Furthermore, the time commitment doesn’t go away after the course is built. Throughout the semester, you have to spend a considerable amount of time creating and then maintaining meaningful engagement with your students.
Know your tools better than you think you need to. The ed-tech arena is a crowded one. At any given time there’s at least one app or platform screaming about how it’s the newest, best, easiest tool for your online course. And that app or platform is just as likely to be gone within a year as it is to become and remain a valuable teaching tool.
That said, you can find good digital tools that (a) afford students the means of interacting substantively with you and with one another, and (b) enable a deep engagement with course materials or applications. Perhaps you elect to use a web annotation tool like Hypothes.is, or a collaborative digital space like Padlet. Maybe you’re using the wiki space in your LMS, or have decided that a WordPress blog will be the main course forum. Whichever tools you adopt, integrate them into your course in a way that complements rather than subverts your pedagogy. Choose your tools to help accomplish a specific learning goal in your course, not simply because they’re trendy or free, or because you’ve had colleagues who swear by how cool they are.
You’ll also need to know the technology well enough to be the main troubleshooter for your students when — not if — they encounter difficulties setting up or using a tool themselves. At any rate, only through using and experimenting with a digital tool can you really know if it’s the right one for your course and learning outcomes.

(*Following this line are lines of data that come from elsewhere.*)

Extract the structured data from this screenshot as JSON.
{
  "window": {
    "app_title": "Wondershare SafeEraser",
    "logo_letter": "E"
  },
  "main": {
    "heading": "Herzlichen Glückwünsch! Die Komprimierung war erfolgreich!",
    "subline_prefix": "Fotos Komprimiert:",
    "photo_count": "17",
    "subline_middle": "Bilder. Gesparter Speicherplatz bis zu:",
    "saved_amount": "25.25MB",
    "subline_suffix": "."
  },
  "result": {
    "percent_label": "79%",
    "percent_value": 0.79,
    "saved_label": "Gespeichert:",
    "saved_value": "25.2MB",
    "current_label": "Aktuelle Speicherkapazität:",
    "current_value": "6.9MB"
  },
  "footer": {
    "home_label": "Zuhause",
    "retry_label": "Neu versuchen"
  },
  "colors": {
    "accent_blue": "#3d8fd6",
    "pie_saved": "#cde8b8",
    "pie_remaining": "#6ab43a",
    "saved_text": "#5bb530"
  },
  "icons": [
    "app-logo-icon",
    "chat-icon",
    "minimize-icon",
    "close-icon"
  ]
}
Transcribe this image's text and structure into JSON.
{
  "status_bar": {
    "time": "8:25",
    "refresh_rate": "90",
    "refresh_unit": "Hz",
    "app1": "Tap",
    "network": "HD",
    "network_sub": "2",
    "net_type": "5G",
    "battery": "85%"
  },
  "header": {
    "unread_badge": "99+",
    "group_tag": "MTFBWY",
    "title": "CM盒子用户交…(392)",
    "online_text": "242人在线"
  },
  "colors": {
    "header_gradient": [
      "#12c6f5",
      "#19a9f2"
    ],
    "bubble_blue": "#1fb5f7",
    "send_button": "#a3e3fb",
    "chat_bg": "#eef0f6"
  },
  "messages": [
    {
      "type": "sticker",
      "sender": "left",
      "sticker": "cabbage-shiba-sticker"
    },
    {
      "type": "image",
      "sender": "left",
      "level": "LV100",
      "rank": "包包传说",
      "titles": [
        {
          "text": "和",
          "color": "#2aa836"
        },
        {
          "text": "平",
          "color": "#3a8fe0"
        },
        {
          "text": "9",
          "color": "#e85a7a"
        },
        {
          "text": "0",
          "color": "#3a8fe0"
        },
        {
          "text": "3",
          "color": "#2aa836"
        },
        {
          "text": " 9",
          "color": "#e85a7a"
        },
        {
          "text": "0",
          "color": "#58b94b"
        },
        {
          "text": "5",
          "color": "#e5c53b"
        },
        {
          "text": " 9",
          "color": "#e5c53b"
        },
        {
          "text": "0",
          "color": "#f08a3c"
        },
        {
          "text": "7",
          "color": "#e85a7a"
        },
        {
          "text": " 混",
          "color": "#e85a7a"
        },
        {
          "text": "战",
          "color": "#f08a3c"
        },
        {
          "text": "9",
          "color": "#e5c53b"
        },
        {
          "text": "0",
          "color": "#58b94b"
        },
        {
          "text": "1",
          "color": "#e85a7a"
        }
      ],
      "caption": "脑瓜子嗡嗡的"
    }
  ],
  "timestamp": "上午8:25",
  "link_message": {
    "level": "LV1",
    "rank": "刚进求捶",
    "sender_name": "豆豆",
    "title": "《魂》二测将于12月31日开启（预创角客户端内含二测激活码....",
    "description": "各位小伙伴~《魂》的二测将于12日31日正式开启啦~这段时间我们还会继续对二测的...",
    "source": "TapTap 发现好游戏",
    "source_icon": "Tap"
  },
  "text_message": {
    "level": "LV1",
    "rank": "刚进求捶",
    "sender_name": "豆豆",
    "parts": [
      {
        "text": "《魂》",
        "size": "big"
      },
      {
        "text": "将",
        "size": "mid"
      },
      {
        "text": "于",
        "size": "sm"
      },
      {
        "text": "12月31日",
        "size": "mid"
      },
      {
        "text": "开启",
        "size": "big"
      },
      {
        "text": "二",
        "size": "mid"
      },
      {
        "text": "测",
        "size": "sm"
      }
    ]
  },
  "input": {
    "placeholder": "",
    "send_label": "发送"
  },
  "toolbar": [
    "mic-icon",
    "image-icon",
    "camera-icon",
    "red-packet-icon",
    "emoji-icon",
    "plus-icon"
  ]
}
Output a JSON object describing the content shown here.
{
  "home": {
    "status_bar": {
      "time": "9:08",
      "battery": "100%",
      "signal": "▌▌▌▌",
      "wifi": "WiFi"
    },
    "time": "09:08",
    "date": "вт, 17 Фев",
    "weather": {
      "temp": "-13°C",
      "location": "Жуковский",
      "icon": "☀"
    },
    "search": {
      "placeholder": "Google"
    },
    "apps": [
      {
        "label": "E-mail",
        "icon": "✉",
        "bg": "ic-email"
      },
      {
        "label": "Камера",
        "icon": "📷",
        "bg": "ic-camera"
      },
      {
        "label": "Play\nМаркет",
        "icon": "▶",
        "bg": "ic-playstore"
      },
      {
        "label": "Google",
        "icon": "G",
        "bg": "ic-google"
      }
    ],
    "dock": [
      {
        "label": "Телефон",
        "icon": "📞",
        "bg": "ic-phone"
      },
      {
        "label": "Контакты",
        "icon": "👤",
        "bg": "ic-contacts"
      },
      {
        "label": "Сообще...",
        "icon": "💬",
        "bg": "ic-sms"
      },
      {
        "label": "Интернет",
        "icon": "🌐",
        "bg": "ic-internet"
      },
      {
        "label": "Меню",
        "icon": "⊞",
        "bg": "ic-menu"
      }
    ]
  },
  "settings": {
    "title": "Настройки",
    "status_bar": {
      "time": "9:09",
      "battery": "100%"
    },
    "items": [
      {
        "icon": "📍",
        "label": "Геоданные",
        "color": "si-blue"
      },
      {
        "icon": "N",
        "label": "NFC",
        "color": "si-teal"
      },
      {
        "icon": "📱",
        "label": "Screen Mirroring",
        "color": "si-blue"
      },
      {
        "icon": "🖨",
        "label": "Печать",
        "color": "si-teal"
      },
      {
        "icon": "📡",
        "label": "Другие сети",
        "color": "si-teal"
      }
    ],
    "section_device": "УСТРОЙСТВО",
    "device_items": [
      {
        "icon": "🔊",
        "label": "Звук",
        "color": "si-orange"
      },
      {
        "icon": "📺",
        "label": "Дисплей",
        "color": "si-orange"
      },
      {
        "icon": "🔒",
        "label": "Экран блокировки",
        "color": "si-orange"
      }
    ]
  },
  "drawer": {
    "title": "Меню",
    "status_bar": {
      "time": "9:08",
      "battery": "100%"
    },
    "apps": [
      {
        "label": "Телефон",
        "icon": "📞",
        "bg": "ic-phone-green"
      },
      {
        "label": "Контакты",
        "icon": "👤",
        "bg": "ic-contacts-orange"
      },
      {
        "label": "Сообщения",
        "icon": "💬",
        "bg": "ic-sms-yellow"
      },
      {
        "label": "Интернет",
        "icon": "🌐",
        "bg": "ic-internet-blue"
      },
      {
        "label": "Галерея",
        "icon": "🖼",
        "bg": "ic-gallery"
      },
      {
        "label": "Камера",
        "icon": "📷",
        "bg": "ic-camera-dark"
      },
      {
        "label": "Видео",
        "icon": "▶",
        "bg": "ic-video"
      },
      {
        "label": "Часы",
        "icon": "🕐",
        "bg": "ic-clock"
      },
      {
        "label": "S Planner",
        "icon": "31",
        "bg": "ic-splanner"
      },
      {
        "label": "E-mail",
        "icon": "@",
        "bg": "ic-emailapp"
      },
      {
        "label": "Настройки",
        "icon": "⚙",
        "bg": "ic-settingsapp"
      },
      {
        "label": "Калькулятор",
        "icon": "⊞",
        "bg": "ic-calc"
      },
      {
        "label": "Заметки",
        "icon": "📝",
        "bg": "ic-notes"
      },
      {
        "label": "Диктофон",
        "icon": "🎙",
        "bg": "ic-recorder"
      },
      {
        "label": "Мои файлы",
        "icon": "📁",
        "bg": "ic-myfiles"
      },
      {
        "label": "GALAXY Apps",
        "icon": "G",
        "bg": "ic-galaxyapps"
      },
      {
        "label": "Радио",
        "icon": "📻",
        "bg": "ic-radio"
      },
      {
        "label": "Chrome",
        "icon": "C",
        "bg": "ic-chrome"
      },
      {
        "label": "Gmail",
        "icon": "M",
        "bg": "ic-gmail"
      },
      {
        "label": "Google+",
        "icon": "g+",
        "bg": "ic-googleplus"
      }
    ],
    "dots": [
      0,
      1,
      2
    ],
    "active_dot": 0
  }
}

Above all, presence matters. An online course can absolutely be a powerful learning experience, with students as deeply engaged as they would be in a seminar-style class. But that outcome isn’t the product of chance; it’s only accomplished when both you and your students are present in the course and with one another. Presence is perhaps the single most important ingredient in meaningful learning online. Research has shown that two types of presence in particular — social and cognitive — are key in online teaching.
Online courses may be asynchronous, but they don’t have to be impersonal or atomized. There are plenty of ways to build and maintain a meaningful presence for both you and your students. (Hint: It goes well beyond relying on threaded discussions.) Tools such as personalized avatars, creative introductory posts, and video comments can be important personalizing features, while assignments designed for interaction and collaboration ensure everyone’s presence is a vital part of the course’s routine.
Absent any social or cognitive presence, online courses resemble the worst of face-to-face pedagogy: hundreds of students crammed into impersonal lecture halls, merely the passive recipients of "content." If that’s all online courses aspire to be, we might as well just have students watch YouTube.
Ultimately, teaching online combines all the usual challenges of designing and leading courses with the issues particular to a digital environment. Yet it’s also an excellent opportunity to refine your teaching practice in general. Moving a course online challenges you to consider exactly why you do what you do — from course goals to discussion questions to assignments and tests. In that process, you’ll likely find you need to do things differently online. You may even conclude that your face-to-face teaching needs an overhaul, too. Either way, the experience should spur you to reflect critically about teaching, and that’s never a bad thing.